Kyiv Post | 22Feb2011 | Associated Press
threatens hunger strike
MUNICH (AP) -- John Demjanjuk told a
Munich state court Tuesday [22Feb2011] he would go on hunger strike
pursue more evidence which he claims could exonerate him of charges he
served as a Nazi death camp guard.
A verdict in Demjanjuk's trial is expected as early as March. The
Ukrainian-born former Ohio autoworker accused the panel of judges who
have heard the case over the last 15 months of turning "a blind eye to
justice" by repeatedly rejecting defense motions for more documents.
"Germany, the nation which murdered with merciless cruelty millions of
innocent people, attempts to extinguish my dignity, my soul, my spirit,
and indeed my life with a political show trial, seeking to blame me, a
Ukrainian peasant, for the crimes committed by Germans in World War
II," he said in a statement read to the court by his attorney, Ulrich
The judges showed little reaction after the statement was read in full,
only asking Demjanjuk whether the words were his own, to which he
Demjanjuk, 90, is accused of 28,060 counts of accessory to murder for
allegedly having been a guard at the Sobibor death camp in occupied
The prosecution argues that after Demjanjuk, a Soviet Red Army soldier,
was captured by the Germans in 1942, he agreed to serve under the SS as
Demjanjuk denies ever serving as a guard. He says he spent most of the
rest of the war after being captured in Nazi camps for prisoners of war
before joining the so-called Vlasov Army of anti-communist Soviet POWs
and others. That army was formed to fight with the Germans against the
encroaching Soviets in the final months of the war.
Demjanjuk entered court Tuesday holding a sign reading "1627" -- the
number of a 1,400-page Soviet investigative file on his alleged wartime
activities -- that the defense has asked the court to try and obtain
from Moscow several times.
Busch has argued that the file could contain documents which could
prove that a Sobibor identity card attributed to Demjanjuk actually was
that of another guard.
The court has rejected the request for the files, saying it is simply a
defense "hypothesis" that there could be details on the identity card
According to a letter from Ukrainian authorities to the American
Embassy in Kiev from 2001, obtained by The Associated Press, the
investigation of Demjanjuk documented in file "1627" was carried out in
1979-1980 and all materials were sent to what was at that time the
Soviet Prosecutor General's office in Moscow.
But the Russian Prosecutor General's Office told the AP earlier this
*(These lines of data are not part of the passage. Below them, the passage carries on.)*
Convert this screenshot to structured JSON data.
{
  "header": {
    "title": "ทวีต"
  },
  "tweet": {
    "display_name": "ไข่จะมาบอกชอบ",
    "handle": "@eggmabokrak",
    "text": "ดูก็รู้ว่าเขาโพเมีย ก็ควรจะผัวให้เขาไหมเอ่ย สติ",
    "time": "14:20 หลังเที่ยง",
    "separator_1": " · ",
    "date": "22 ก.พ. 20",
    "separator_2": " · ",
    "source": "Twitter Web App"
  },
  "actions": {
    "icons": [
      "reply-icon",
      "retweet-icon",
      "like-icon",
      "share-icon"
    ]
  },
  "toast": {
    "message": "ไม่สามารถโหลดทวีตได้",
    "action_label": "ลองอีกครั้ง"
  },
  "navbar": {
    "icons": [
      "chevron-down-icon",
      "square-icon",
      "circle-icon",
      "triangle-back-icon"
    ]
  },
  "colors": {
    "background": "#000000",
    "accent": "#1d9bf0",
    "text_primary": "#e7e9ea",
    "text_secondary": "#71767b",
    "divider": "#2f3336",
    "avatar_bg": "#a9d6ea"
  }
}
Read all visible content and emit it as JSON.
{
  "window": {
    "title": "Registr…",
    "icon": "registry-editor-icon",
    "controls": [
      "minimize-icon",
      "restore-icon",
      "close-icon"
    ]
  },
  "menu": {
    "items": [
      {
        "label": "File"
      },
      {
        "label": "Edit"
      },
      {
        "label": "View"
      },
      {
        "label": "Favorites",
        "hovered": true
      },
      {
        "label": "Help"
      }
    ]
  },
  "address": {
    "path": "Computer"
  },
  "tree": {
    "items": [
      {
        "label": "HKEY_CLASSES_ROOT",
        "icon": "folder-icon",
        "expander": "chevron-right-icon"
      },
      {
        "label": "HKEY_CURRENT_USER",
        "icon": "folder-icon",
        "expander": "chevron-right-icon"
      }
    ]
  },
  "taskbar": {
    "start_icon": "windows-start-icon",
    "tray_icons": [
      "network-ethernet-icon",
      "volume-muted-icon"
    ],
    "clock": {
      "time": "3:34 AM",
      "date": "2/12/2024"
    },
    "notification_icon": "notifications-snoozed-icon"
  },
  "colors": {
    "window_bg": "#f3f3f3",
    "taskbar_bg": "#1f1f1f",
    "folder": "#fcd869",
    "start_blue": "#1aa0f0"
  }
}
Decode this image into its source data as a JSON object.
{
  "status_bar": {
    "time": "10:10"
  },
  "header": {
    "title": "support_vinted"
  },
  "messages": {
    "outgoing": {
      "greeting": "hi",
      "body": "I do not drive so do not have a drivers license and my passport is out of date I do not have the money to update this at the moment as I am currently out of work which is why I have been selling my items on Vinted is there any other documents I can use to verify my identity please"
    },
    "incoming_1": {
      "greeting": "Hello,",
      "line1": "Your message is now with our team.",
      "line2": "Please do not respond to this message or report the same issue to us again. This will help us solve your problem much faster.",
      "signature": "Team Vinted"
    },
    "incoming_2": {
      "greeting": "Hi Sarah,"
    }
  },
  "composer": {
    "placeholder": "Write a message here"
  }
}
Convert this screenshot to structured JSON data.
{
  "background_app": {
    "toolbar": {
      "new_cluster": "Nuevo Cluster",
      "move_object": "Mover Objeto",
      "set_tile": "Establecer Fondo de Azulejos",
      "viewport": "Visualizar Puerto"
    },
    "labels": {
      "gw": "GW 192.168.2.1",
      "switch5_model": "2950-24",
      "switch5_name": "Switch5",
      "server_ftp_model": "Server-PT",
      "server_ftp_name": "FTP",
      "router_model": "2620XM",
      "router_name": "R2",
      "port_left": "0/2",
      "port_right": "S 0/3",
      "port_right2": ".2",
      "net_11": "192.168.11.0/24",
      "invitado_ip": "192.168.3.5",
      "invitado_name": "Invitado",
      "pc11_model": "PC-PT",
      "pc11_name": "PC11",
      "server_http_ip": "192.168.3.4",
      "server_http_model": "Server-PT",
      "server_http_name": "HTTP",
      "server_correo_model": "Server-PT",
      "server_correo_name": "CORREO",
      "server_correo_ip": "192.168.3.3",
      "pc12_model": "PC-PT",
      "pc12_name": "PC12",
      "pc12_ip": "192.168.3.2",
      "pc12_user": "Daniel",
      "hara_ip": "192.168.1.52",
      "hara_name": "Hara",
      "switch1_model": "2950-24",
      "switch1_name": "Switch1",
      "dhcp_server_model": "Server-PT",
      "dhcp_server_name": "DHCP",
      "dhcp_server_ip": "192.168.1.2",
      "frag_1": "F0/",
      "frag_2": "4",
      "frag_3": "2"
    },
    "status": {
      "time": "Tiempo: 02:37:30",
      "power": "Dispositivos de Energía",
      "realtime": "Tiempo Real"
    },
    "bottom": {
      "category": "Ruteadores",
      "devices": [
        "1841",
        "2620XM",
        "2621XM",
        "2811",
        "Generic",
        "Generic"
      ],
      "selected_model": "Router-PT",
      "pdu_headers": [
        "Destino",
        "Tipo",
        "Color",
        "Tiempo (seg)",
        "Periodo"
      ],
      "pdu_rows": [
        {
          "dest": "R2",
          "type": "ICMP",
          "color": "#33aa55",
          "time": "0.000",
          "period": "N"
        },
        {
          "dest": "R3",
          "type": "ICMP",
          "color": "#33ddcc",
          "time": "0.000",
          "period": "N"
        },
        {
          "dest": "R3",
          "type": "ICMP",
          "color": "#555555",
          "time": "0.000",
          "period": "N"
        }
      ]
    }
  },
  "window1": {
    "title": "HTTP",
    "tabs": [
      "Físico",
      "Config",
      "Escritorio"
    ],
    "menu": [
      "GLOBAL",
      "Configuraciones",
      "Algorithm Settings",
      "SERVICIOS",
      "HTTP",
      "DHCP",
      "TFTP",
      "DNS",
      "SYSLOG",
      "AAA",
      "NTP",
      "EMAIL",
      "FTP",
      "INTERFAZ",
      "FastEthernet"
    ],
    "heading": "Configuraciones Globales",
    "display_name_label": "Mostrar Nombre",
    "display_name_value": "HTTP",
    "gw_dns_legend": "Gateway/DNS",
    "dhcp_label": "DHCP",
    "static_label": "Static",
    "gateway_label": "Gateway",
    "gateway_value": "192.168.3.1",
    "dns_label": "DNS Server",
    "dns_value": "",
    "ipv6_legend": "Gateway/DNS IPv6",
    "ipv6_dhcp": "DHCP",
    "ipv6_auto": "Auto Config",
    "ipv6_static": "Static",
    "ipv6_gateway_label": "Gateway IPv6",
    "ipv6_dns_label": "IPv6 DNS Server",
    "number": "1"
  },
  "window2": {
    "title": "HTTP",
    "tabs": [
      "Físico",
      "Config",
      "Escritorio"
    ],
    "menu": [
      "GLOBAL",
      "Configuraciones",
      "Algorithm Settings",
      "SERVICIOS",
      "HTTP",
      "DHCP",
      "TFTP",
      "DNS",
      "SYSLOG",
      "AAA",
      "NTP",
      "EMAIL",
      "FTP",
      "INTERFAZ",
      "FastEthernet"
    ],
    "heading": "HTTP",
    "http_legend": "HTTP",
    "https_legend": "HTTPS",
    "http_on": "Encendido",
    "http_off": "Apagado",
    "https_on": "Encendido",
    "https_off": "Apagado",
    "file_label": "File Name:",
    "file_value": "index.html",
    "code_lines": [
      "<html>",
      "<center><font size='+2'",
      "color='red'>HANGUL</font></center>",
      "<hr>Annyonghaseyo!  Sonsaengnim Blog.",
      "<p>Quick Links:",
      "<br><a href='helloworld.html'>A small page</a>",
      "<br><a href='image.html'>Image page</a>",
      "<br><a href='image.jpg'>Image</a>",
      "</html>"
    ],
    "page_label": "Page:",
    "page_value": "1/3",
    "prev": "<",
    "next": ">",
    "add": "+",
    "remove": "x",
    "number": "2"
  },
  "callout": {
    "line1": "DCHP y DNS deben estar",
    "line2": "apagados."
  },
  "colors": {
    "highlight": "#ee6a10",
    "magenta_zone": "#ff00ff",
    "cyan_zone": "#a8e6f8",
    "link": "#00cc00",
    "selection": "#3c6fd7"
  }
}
month that it does not have the files and does not know where they are.
Demjanjuk said in his statement that if the court did not attempt to
find the file, and others, he would "within two weeks begin a hunger
Following Demjanjuk's statement, Busch read through a raft of new
motions for more evidence and on scores of other requests.
After more than 100 such requests, prosecutor Hans-Joachim Lutz asked
the judges to order Busch to present any further motions in written
form, accusing him of trying to bring the trial to a standstill.
"This is clearly to delay the proceedings," the
The court indicated, however, that it would allow the motions to
proceed when the trial resumes Wednesday [23Feb2011].
Vladimir Isachenkov in Moscow and David Rising in Berlin contributed to
Kyiv Post | 22Feb2011 | Reuters
Demjanjuk threatens hunger strike as trial nears end
John Demjanjuk, accused of helping to
kill 27,900 Jews in the Holocaust, will go on a hunger strike unless
the court allows him to present evidence that could exonerate him, his
lawyer said on Feb. 22, 2011.
Ulrich Busch, who is defending the 90-year-old in a Munich court
against charges of assisting in killings at the Sobibor Nazi death camp
in Poland, said Demjanjuk would begin the hunger strike within the next
Busch said there are documents in a KGB file from Russia and Ukraine
that could prove Demjanjuk is innocent. He read a statement for
Demjanjuk in which he accused Judge Ralph Alt of conducting a political
"This is a mockery of justice," Busch said on Demjanjuk's behalf.
Prosecutors are expected to conclude their case on Tuesday and final
arguments could also begin unless Demjanjuk's health deteriorates, a
Munich court spokesman said. A verdict could be reached in March.
The 15-month trial has been delayed periodically as Demjanjuk has
refused at times to attend sessions on grounds of ill-health even
though he was declared fit by doctors.
German state prosecutors accuse Demjanjuk, who was top of the Simon
Wiesenthal Center's list of most wanted war criminals, of assisting in
killings at Sobibor, where they say at least 250,000 Jews were killed.
He denies having worked there.
His family says he is too frail for trial, which he began in November
2009 in a wheelchair and attends lying down. Demjanjuk was born in
Ukraine and fought in the Red Army before the Nazis captured him and
recruited him as a camp guard during World War Two. He emigrated to the
United States in 1951 and became a naturalised citizen in 1958.